_Entries shown_.
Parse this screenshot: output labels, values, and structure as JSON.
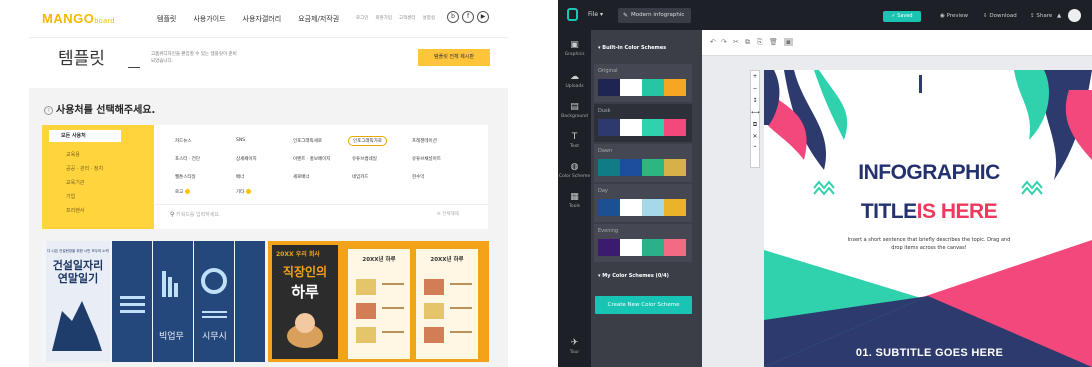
{
  "left": {
    "logo": {
      "main": "MANGO",
      "sub": "board"
    },
    "nav": [
      "템플릿",
      "사용가이드",
      "사용자갤러리",
      "요금제/저작권"
    ],
    "nav_small": [
      "로그인",
      "회원가입",
      "고객센터",
      "설정실"
    ],
    "social": [
      "b",
      "f",
      "▶"
    ],
    "hero": {
      "title": "템플릿",
      "desc": "고품위디자인을 편집할 수 있는 템플릿이 준비 되었습니다.",
      "button": "템플릿 전체 제시판"
    },
    "select_title": "사용처를 선택해주세요.",
    "categories_left": {
      "active": "모든 사용처",
      "items": [
        "교육용",
        "공공 · 관리 · 정치",
        "교육기관",
        "기업",
        "프리랜서"
      ]
    },
    "categories": [
      [
        "카드뉴스",
        "SNS",
        "인포그래픽세로",
        "인포그래픽가로",
        "프레젠테이션"
      ],
      [
        "포스터 · 전단",
        "상세페이지",
        "이벤트 · 홍보페이지",
        "유튜브썸네일",
        "유튜브채널아트"
      ],
      [
        "웹툰스타일",
        "배너",
        "세로배너",
        "네임카드",
        "현수막"
      ],
      [
        "로고",
        "기타"
      ]
    ],
    "search_placeholder": "키워드를 입력하세요.",
    "search_right": "전체해제",
    "thumb1": {
      "title": "건설일자리 연말일기",
      "subtitle": "다 나은 건설현장을 위한 시민 모두의 노력",
      "label1": "빅업무",
      "label2": "시무시"
    },
    "thumb2": {
      "banner": "20XX 우리 회사",
      "big1": "직장인의",
      "big2": "하루",
      "card": "20XX년 하루",
      "card2": "20XX년 하루"
    }
  },
  "right": {
    "topbar": {
      "file": "File",
      "tab": "Modern infographic",
      "saved": "Saved",
      "preview": "Preview",
      "download": "Download",
      "share": "Share"
    },
    "rail": [
      {
        "icon": "▣",
        "label": "Graphics"
      },
      {
        "icon": "☁",
        "label": "Uploads"
      },
      {
        "icon": "▤",
        "label": "Background"
      },
      {
        "icon": "T",
        "label": "Text"
      },
      {
        "icon": "◍",
        "label": "Color Scheme"
      },
      {
        "icon": "▦",
        "label": "Tools"
      },
      {
        "icon": "✈",
        "label": "Tour"
      }
    ],
    "panel": {
      "builtin_title": "Built-in Color Schemes",
      "schemes": [
        {
          "name": "Original",
          "colors": [
            "#1f2552",
            "#ffffff",
            "#26c6a4",
            "#f6a623"
          ]
        },
        {
          "name": "Dusk",
          "colors": [
            "#2d3a6e",
            "#ffffff",
            "#2fd2ad",
            "#f2487b"
          ]
        },
        {
          "name": "Dawn",
          "colors": [
            "#127c86",
            "#1d4e9e",
            "#2db682",
            "#d6b14a"
          ]
        },
        {
          "name": "Day",
          "colors": [
            "#1d4f93",
            "#ffffff",
            "#a5d9ea",
            "#e9b42a"
          ]
        },
        {
          "name": "Evening",
          "colors": [
            "#3c1a70",
            "#ffffff",
            "#2bb08a",
            "#f26a84"
          ]
        }
      ],
      "my_title": "My Color Schemes (0/4)",
      "new_button": "Create New Color Scheme"
    },
    "toolbar": [
      "↶",
      "↷",
      "✂",
      "⧉",
      "⎘",
      "🗑",
      "▪"
    ],
    "vtools": [
      "+",
      "−",
      "↕",
      "⟷",
      "⧉",
      "✕",
      "⌃"
    ],
    "infographic": {
      "title1": "INFOGRAPHIC",
      "title2a": "TITLE",
      "title2b": "IS HERE",
      "desc": "Insert a short sentence that briefly describes the topic. Drag and drop items across the canvas!",
      "subtitle": "01. SUBTITLE GOES HERE"
    }
  }
}
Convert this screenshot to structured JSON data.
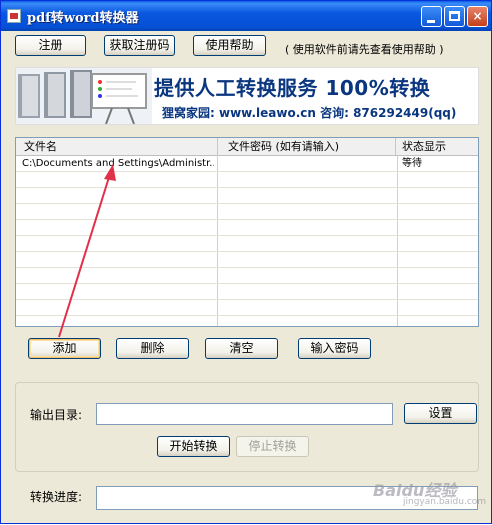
{
  "window": {
    "title": "pdf转word转换器",
    "controls": {
      "minimize": "minimize",
      "maximize": "maximize",
      "close": "×"
    }
  },
  "toolbar": {
    "register_label": "注册",
    "get_code_label": "获取注册码",
    "help_label": "使用帮助",
    "hint": "( 使用软件前请先查看使用帮助 )"
  },
  "banner": {
    "headline": "提供人工转换服务 100%转换",
    "subline": "狸窝家园: www.leawo.cn  咨询: 876292449(qq)"
  },
  "file_table": {
    "columns": [
      "文件名",
      "文件密码 (如有请输入)",
      "状态显示"
    ],
    "rows": [
      {
        "filename": "C:\\Documents and Settings\\Administr...",
        "password": "",
        "status": "等待"
      }
    ]
  },
  "actions": {
    "add_label": "添加",
    "delete_label": "删除",
    "clear_label": "清空",
    "password_label": "输入密码"
  },
  "output": {
    "dir_label": "输出目录:",
    "dir_value": "",
    "settings_label": "设置",
    "start_label": "开始转换",
    "stop_label": "停止转换"
  },
  "progress": {
    "label": "转换进度:",
    "value": 0
  },
  "watermark": {
    "text": "Baidu经验",
    "sub": "jingyan.baidu.com"
  },
  "colors": {
    "titlebar": "#0a58e0",
    "annotation_arrow": "#e0304a",
    "banner_text": "#0a3680"
  }
}
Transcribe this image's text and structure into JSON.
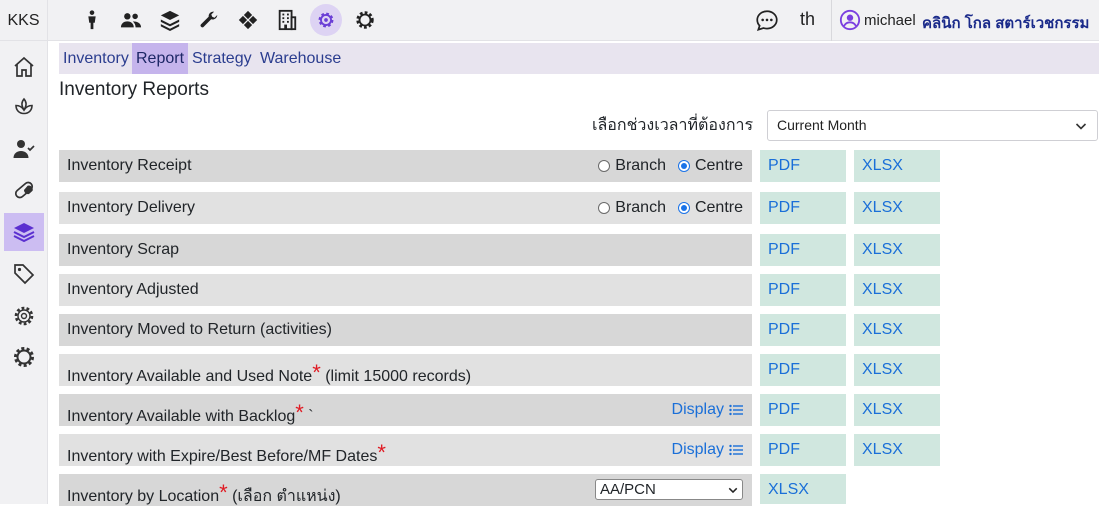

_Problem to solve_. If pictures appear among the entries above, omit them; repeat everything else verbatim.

_The completed task_.
Parse this screenshot: output labels, values, and structure as JSON.
{
  "left": {
    "logo": {
      "main": "MANGO",
      "sub": "board"
    },
    "nav": [
      "템플릿",
      "사용가이드",
      "사용자갤러리",
      "요금제/저작권"
    ],
    "nav_small": [
      "로그인",
      "회원가입",
      "고객센터",
      "설정실"
    ],
    "social": [
      "b",
      "f",
      "▶"
    ],
    "hero": {
      "title": "템플릿",
      "desc": "고품위디자인을 편집할 수 있는 템플릿이 준비 되었습니다.",
      "button": "템플릿 전체 제시판"
    },
    "select_title": "사용처를 선택해주세요.",
    "categories_left": {
      "active": "모든 사용처",
      "items": [
        "교육용",
        "공공 · 관리 · 정치",
        "교육기관",
        "기업",
        "프리랜서"
      ]
    },
    "categories": [
      [
        "카드뉴스",
        "SNS",
        "인포그래픽세로",
        "인포그래픽가로",
        "프레젠테이션"
      ],
      [
        "포스터 · 전단",
        "상세페이지",
        "이벤트 · 홍보페이지",
        "유튜브썸네일",
        "유튜브채널아트"
      ],
      [
        "웹툰스타일",
        "배너",
        "세로배너",
        "네임카드",
        "현수막"
      ],
      [
        "로고",
        "기타"
      ]
    ],
    "search_placeholder": "키워드를 입력하세요.",
    "search_right": "전체해제",
    "thumb1": {
      "title": "건설일자리 연말일기",
      "subtitle": "다 나은 건설현장을 위한 시민 모두의 노력",
      "label1": "빅업무",
      "label2": "시무시"
    },
    "thumb2": {
      "banner": "20XX 우리 회사",
      "big1": "직장인의",
      "big2": "하루",
      "card": "20XX년 하루",
      "card2": "20XX년 하루"
    }
  },
  "right": {
    "topbar": {
      "file": "File",
      "tab": "Modern infographic",
      "saved": "Saved",
      "preview": "Preview",
      "download": "Download",
      "share": "Share"
    },
    "rail": [
      {
        "icon": "▣",
        "label": "Graphics"
      },
      {
        "icon": "☁",
        "label": "Uploads"
      },
      {
        "icon": "▤",
        "label": "Background"
      },
      {
        "icon": "T",
        "label": "Text"
      },
      {
        "icon": "◍",
        "label": "Color Scheme"
      },
      {
        "icon": "▦",
        "label": "Tools"
      },
      {
        "icon": "✈",
        "label": "Tour"
      }
    ],
    "panel": {
      "builtin_title": "Built-in Color Schemes",
      "schemes": [
        {
          "name": "Original",
          "colors": [
            "#1f2552",
            "#ffffff",
            "#26c6a4",
            "#f6a623"
          ]
        },
        {
          "name": "Dusk",
          "colors": [
            "#2d3a6e",
            "#ffffff",
            "#2fd2ad",
            "#f2487b"
          ]
        },
        {
          "name": "Dawn",
          "colors": [
            "#127c86",
            "#1d4e9e",
            "#2db682",
            "#d6b14a"
          ]
        },
        {
          "name": "Day",
          "colors": [
            "#1d4f93",
            "#ffffff",
            "#a5d9ea",
            "#e9b42a"
          ]
        },
        {
          "name": "Evening",
          "colors": [
            "#3c1a70",
            "#ffffff",
            "#2bb08a",
            "#f26a84"
          ]
        }
      ],
      "my_title": "My Color Schemes (0/4)",
      "new_button": "Create New Color Scheme"
    },
    "toolbar": [
      "↶",
      "↷",
      "✂",
      "⧉",
      "⎘",
      "🗑",
      "▪"
    ],
    "vtools": [
      "+",
      "−",
      "↕",
      "⟷",
      "⧉",
      "✕",
      "⌃"
    ],
    "infographic": {
      "title1": "INFOGRAPHIC",
      "title2a": "TITLE",
      "title2b": "IS HERE",
      "desc": "Insert a short sentence that briefly describes the topic. Drag and drop items across the canvas!",
      "subtitle": "01. SUBTITLE GOES HERE"
    }
  }
}
Convert this screenshot to structured JSON data.
{
  "window": {
    "title": "pdf转word转换器",
    "controls": {
      "minimize": "minimize",
      "maximize": "maximize",
      "close": "×"
    }
  },
  "toolbar": {
    "register_label": "注册",
    "get_code_label": "获取注册码",
    "help_label": "使用帮助",
    "hint": "( 使用软件前请先查看使用帮助 )"
  },
  "banner": {
    "headline": "提供人工转换服务 100%转换",
    "subline": "狸窝家园: www.leawo.cn  咨询: 876292449(qq)"
  },
  "file_table": {
    "columns": [
      "文件名",
      "文件密码 (如有请输入)",
      "状态显示"
    ],
    "rows": [
      {
        "filename": "C:\\Documents and Settings\\Administr...",
        "password": "",
        "status": "等待"
      }
    ]
  },
  "actions": {
    "add_label": "添加",
    "delete_label": "删除",
    "clear_label": "清空",
    "password_label": "输入密码"
  },
  "output": {
    "dir_label": "输出目录:",
    "dir_value": "",
    "settings_label": "设置",
    "start_label": "开始转换",
    "stop_label": "停止转换"
  },
  "progress": {
    "label": "转换进度:",
    "value": 0
  },
  "watermark": {
    "text": "Baidu经验",
    "sub": "jingyan.baidu.com"
  },
  "colors": {
    "titlebar": "#0a58e0",
    "annotation_arrow": "#e0304a",
    "banner_text": "#0a3680"
  }
}
Transcribe this image's text and structure into JSON.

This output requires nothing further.